Understand the hazards that are associated with hurricanes, and what risks they bring. Hurricanes and tropical storms can bring Storm Surge and Storm Tide to coastal areas, and high winds and heavy rainfall anywhere in the Commonwealth. These hazards can cause property damage, widespread loss of power, and catastrophic flooding both inland and along the coast.

 

Be Prepared

There are important steps everyone should take to prepare themselves and their family for the next hurricane or tropical storm.  Being prepared reduces the risk of property damage, injury or death. 

 

Stay Informed

Stay informed throughout Hurricane Season: know how to receive warnings and alerts, and critical information before and during a storm.

·        The Emergency Alert System (EAS) via radio and television.

·        Local “Reverse 9-1-1” type notification systems. These systems may require opt-in/registration in advance, so check with your local public safety officials about which systems are used in your community and how to register.

·        Wireless Emergency Alerts.

·        MEMA’s free Massachusetts Alerts app that delivers critical information to your smartphone.

·        All Hazards National Oceanic and Atmospheric Administration (NOAA) Weather Radio.

·        U.S. Coast Guard Marine Broadcast

·        Traditional media.

·        MEMA’s Twitter or Facebook accounts or social media accounts of a public safety agency in your community.

·        A message on Teletypewriters (TTY).

 

Other sources of important information:

·        National Hurricane Center – http://www.nhc.noaa.gov

·        National Weather Service (Taunton) – http://www.weather.gov/box/

·        National Weather Service (Albany) – http://www.weather.gov/aly/

·        Federal Emergency Management Agency – http://www.ready.gov/hurricanes

MEMA is the state agency charged with ensuring the state is prepared to withstand, respond to, and recover from all types of emergencies and disasters, including natural hazards, accidents, deliberate attacks, and technological and infrastructure failures. MEMA’s staff of professional planners, communications specialists and operations and support personnel is committed to an all hazards approach to emergency management. By building and sustaining effective partnerships with federal, state and local government agencies, and with the private sector – individuals, families, non-profits and businesses – MEMA ensures the Commonwealth’s ability to rapidly recover from large and small disasters by assessing and mitigating threats and hazards, enhancing preparedness, ensuring effective response, and strengthening our capacity to rebuild and recover. For additional information about MEMA and Hurricane Preparedness, go to www.mass.gov/mema. Continue to follow MEMA updates on Twitter at www.twitter.com/MassEMAFacebook at www.facebook.com/MassachusettsEMA; andYouTube at www.youtube.com/MassachusettsEMA.

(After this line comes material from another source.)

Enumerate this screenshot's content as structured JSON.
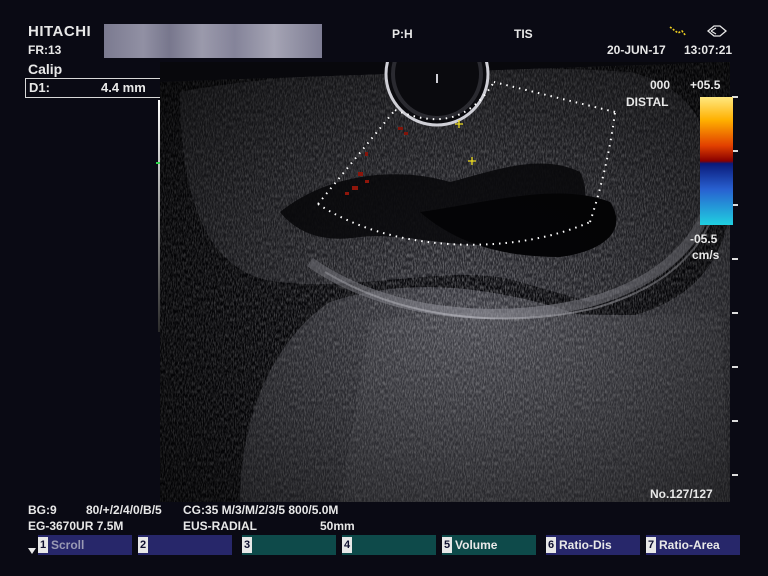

Massachusetts Alerts: to receive emergency information on your smartphone, including severe weather alerts from the National Weather Service and emergency information from MEMA, download the Massachusetts Alerts free app. To learn more about Massachusetts Alerts, and for information on how to download the free app (called Ping4Alerts!) onto your smartphone, visit:

www.mass.gov/mema/mobileapp.

 

Kurt Schwartz

Undersecretary, Homeland Security & Emergency Management

Director, Massachusetts Emergency Management Agency

Massachusetts Executive Office of Public Safety and Security